• **What this task involves**: Whenever a line below includes "title", add it to the tally, then give the total and nothing more.

....

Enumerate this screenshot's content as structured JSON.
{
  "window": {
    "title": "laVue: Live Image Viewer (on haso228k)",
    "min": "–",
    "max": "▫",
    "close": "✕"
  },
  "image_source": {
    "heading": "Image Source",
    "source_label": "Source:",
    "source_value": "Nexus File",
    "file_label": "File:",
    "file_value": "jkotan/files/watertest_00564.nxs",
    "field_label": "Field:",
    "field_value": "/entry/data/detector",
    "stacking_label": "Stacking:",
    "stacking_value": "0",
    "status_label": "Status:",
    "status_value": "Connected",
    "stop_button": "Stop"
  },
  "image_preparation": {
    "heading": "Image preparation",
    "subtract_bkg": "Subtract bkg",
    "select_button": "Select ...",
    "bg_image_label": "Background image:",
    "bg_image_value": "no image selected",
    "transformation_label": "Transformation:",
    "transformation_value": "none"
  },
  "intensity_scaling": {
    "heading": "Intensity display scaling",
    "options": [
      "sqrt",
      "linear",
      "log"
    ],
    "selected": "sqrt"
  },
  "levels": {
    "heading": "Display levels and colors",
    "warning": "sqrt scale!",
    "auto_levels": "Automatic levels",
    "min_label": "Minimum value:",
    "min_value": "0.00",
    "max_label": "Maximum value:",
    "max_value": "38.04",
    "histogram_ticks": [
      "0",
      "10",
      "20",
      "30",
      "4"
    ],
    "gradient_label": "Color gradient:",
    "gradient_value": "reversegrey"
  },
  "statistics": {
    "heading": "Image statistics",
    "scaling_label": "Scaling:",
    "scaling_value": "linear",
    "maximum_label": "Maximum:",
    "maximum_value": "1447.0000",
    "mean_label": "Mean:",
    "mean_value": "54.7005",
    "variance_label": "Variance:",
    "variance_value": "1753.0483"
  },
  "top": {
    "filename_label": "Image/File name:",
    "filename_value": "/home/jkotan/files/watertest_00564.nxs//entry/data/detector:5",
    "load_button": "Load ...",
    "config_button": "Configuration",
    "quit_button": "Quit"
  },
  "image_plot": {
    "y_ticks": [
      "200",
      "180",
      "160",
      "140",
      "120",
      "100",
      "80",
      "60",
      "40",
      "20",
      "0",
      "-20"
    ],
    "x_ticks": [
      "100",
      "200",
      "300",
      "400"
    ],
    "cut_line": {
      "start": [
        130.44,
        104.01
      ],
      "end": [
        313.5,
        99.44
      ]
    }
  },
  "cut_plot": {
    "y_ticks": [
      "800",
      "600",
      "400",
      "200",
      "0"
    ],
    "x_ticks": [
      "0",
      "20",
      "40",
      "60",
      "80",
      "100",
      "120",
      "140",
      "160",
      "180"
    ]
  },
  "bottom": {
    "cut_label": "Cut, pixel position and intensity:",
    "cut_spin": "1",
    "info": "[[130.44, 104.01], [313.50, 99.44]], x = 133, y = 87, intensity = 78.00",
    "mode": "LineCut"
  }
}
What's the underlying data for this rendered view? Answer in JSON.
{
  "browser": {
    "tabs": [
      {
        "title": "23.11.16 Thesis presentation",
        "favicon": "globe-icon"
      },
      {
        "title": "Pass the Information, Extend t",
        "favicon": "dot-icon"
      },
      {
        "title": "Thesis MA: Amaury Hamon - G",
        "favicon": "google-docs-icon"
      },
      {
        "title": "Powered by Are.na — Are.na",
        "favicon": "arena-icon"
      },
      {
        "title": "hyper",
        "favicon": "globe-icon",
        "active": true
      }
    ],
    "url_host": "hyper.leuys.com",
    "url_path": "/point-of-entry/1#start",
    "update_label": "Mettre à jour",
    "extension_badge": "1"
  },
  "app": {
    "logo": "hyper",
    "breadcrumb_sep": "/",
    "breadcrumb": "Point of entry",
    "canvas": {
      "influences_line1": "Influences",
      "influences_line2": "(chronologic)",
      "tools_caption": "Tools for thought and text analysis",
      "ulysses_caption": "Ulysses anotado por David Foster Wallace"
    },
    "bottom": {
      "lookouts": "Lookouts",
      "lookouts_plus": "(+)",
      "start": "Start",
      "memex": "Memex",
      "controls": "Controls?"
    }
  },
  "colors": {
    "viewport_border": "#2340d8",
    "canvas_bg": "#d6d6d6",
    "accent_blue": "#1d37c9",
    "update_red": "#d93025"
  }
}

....

• **Answer space**: 6